Again, the easiest way to work from the Knit Contour pattern is:
•1. Read the pattern to see how many stitches the line has moved inwards (these are the number of stitches to decrease.)
•2. Make the decreases, knit 1 row.
•3. Make the same number of decreases, knit back to original side.
•4. Continue this process until there are no more decreases


neck shaping
neck shaping 2
shoulder shaping

Shaping The Neck And Shoulder
At the neckline it is necessary to divide the front (or back) into three sections, right shoulder (a), center (b), and left shoulder (c). Each will be worked separately.

Place all the stitches for center section (b) into hold position.
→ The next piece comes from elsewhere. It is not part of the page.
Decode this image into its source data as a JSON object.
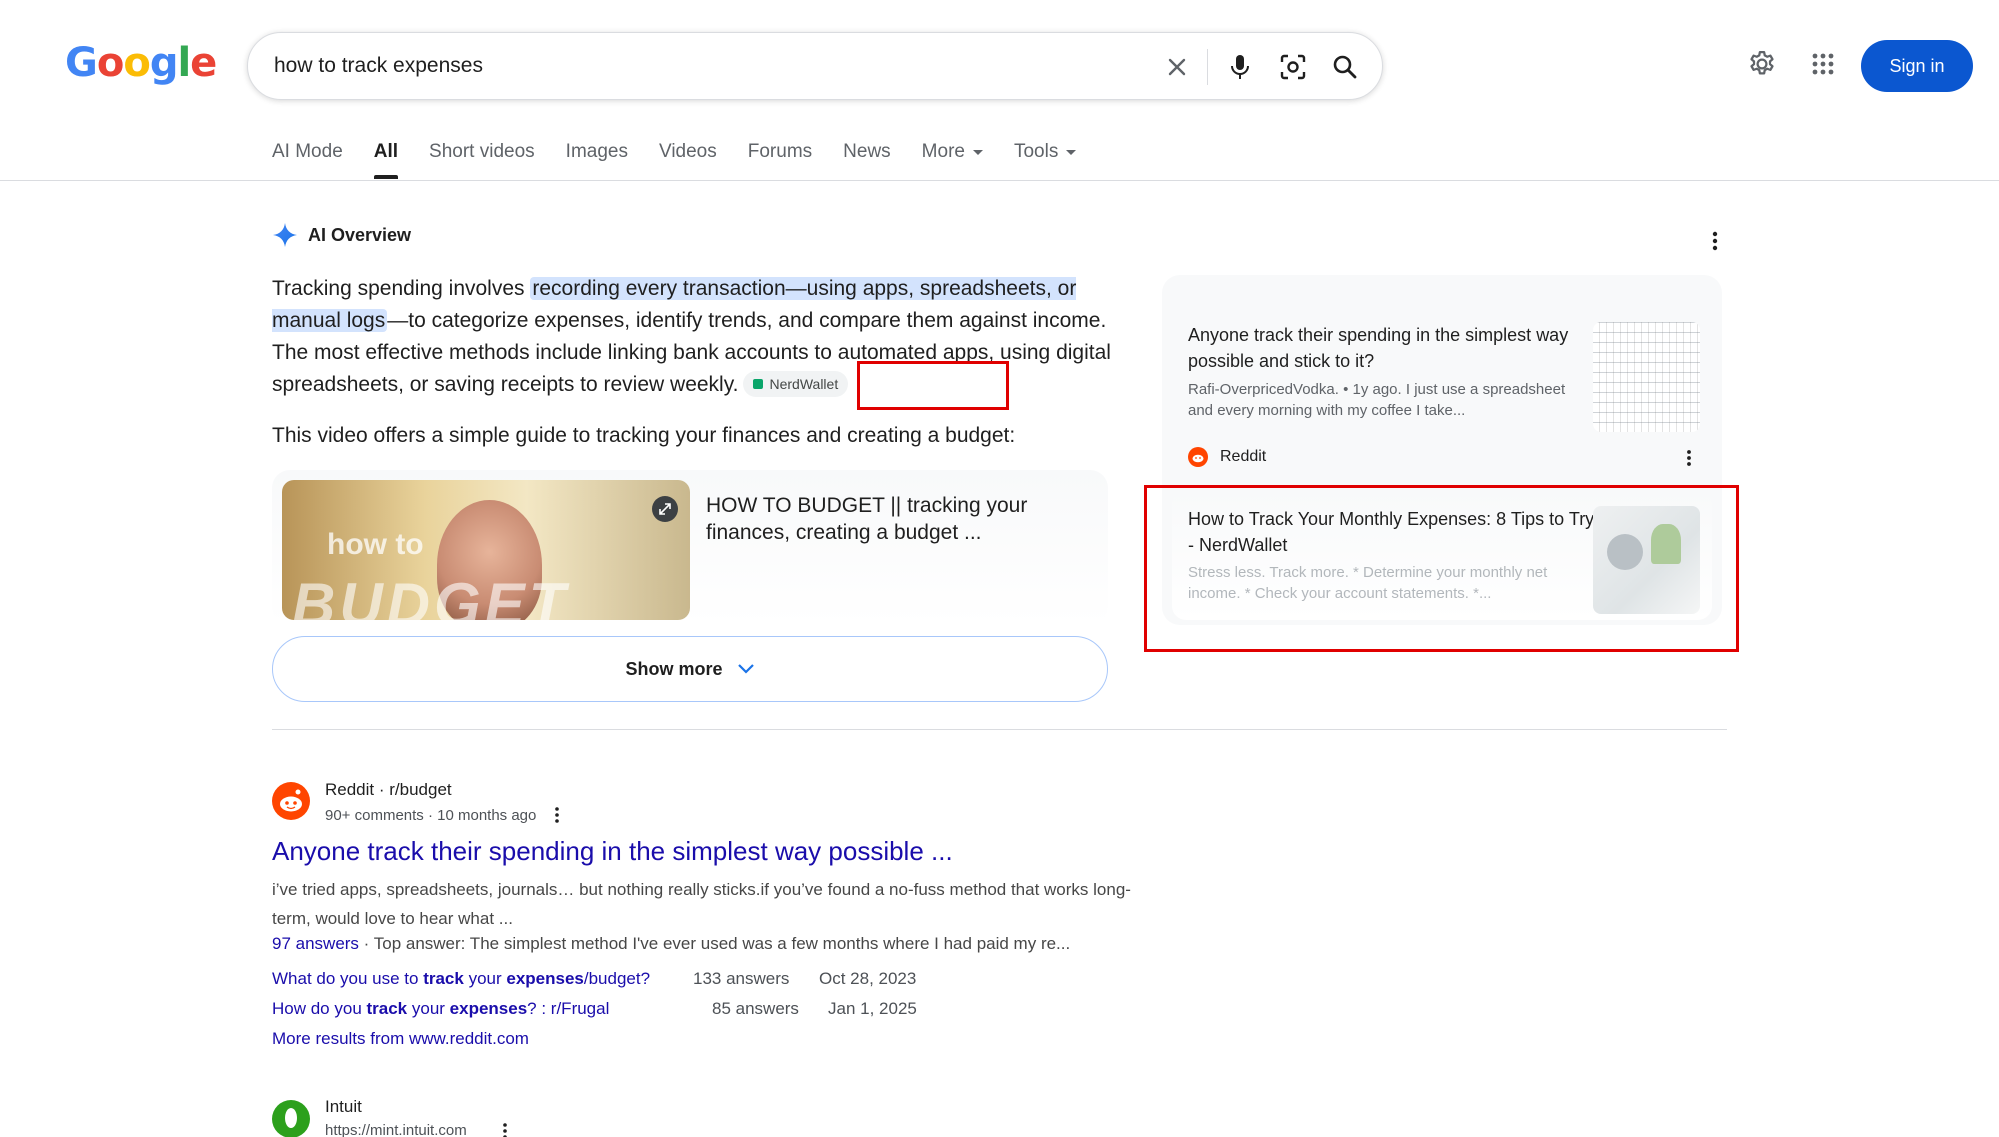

Place all the stitches for left shoulder (c) into hold position. Knit the right shoulder and neck, decreasing at the neck edge, until beginning of shoulder.
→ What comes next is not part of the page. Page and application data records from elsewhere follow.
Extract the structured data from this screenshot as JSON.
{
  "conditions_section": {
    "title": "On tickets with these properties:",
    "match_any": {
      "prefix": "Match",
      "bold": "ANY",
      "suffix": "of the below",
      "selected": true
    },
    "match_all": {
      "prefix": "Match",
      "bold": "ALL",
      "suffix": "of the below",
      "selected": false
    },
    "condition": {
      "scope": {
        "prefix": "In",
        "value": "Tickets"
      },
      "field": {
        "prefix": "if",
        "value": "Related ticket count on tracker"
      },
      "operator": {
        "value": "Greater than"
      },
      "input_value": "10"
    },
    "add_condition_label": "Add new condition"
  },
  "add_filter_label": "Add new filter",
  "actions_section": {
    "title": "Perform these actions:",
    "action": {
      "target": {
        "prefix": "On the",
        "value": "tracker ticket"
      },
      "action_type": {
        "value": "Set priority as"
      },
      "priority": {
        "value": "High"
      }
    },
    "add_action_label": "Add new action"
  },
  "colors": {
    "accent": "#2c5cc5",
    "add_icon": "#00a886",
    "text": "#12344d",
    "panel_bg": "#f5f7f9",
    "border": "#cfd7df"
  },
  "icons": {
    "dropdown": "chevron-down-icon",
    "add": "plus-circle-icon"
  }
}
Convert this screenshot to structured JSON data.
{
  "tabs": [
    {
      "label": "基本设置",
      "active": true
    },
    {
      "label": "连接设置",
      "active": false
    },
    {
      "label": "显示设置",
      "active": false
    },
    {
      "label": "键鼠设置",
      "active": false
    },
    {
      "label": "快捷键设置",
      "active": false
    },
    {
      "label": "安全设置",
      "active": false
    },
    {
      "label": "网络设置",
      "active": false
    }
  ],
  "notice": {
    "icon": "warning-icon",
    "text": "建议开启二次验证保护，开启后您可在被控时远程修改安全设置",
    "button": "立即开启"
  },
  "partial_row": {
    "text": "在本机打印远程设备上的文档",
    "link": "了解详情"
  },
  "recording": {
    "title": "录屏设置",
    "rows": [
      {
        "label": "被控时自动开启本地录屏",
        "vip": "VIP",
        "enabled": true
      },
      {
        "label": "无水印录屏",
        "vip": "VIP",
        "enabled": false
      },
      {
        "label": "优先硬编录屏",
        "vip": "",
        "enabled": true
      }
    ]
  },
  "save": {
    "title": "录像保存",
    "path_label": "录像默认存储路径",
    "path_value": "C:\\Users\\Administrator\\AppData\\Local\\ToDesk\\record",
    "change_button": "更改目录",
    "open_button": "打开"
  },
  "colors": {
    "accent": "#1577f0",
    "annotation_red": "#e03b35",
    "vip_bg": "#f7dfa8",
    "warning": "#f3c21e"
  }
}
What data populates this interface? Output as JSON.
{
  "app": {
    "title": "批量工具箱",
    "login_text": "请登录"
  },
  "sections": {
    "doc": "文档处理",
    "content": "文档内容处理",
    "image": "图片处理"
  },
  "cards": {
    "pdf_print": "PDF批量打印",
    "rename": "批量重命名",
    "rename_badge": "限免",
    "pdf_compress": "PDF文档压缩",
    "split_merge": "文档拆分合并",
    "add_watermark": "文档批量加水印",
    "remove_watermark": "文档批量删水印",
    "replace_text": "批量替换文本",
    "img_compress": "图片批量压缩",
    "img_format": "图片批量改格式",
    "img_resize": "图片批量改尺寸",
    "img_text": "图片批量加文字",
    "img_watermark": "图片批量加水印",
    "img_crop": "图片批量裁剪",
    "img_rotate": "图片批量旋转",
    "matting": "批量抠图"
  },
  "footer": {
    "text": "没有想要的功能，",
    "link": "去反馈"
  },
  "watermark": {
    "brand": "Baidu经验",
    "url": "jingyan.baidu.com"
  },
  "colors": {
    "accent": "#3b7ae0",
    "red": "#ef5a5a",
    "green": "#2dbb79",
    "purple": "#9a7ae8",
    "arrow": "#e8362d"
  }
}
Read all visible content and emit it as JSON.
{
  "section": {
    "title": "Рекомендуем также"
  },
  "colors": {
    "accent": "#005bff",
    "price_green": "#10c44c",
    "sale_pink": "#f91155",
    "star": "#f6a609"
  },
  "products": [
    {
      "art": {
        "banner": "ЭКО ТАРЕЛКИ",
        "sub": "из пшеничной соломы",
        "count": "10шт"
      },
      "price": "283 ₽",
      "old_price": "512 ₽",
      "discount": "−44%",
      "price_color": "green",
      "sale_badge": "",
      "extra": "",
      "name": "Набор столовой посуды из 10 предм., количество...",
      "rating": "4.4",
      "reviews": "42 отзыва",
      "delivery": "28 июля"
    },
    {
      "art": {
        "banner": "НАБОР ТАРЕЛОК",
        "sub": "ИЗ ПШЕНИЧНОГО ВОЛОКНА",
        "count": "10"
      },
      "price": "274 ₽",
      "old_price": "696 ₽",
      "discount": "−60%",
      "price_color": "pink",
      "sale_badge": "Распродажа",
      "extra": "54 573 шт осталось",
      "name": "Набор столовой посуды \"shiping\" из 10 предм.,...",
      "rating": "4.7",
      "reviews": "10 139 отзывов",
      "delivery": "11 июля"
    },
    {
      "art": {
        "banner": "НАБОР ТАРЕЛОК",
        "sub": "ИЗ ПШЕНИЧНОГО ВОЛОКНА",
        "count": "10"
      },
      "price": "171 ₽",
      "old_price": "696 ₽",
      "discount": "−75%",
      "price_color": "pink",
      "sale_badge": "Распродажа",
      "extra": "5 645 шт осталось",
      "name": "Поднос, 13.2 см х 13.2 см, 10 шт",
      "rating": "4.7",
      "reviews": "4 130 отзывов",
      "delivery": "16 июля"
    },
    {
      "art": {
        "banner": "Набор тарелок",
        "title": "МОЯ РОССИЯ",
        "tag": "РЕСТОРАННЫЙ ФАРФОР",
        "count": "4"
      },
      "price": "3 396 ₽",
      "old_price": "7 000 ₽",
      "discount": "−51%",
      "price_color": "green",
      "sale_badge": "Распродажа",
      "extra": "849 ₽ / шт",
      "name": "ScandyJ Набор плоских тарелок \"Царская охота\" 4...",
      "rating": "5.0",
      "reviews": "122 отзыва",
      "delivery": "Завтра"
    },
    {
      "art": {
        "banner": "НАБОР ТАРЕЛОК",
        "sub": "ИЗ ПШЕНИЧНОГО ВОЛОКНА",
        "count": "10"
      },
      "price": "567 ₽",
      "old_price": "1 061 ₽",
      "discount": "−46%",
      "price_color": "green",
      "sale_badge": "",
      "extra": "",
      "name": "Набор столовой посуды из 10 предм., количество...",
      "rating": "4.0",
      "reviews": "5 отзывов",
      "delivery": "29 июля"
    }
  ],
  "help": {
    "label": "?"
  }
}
Partial knit (short row) the shoulder decreases. The illustration below shows a back neck, but the shoulder shaping is worked the same for the front. 45 stitches are shown as the original shoulder width. After knitting across to the left, there are 40 stitches remaining at the point where the Contour line crosses the Stitch Scale. Decrease 5 stitches on the right side by placing them into hold position. Knit across, wrap first holding needle. Knit 1 row back to left. Read the Knit Contour pattern every 2 rows throughout.


How to read Knit Contour patterns
When shoulder is completed, push all of the right shoulder stitches back to upper working position (about halfway back on the needle bed), knit 1 row main color. Change to scrap yarn, knit approximately 1″ and remove from machine.

Return pattern to beginning of neck shaping. Set Change Dial to ◄ and remove section “b” on scrap yarn. Reset Dial to ● . Work left shoulder, section “c”, decreasing at the neck edge, and decreasing the shoulder by short rows, same as for right shoulder. Many people like to jot down all shaping when knitting the right shoulder, then use those notes to knit the left one so that they match exactly.


short rowing waist

One other shaping technique that you will use frequently with Knit Contour patterns is Partial Knit (short row) increasing. The illustration below shows the top edge of a pair of slacks which are knitted from the waist down. The original pattern shows 22 stitches in hold pos. As the paper advances, the Contour shows 9 stitches at the point where the line crosses the Stitch Scale. Carriage should be at right side of bed. Return 13 neeedles to pos C on left side, leaving all remaining stitches in hold. Knit across and back. Check Contour pattern to see how much the line has moved, and return required stitches to pos C. Increase on right side as well, whenever the line moves over 1 mark on the Stitch Scale


Knit Contour Tutorial Links

The individual chapters of this tutorial are listed below.

Knit Contour Index

Determining Gauge

Using Knit Contour Patterns

KR6 and KR7 Knit Contours

KR10 and KR11 Knit Contours

Reading Knit Contour Patterns

Drafting Knit Contour Patterns


This tutorial is from the book, Making Friends With the Knit Contour by Irene Woods, published in 1988, and uploaded to the original Clearwater Knits Website in 1998.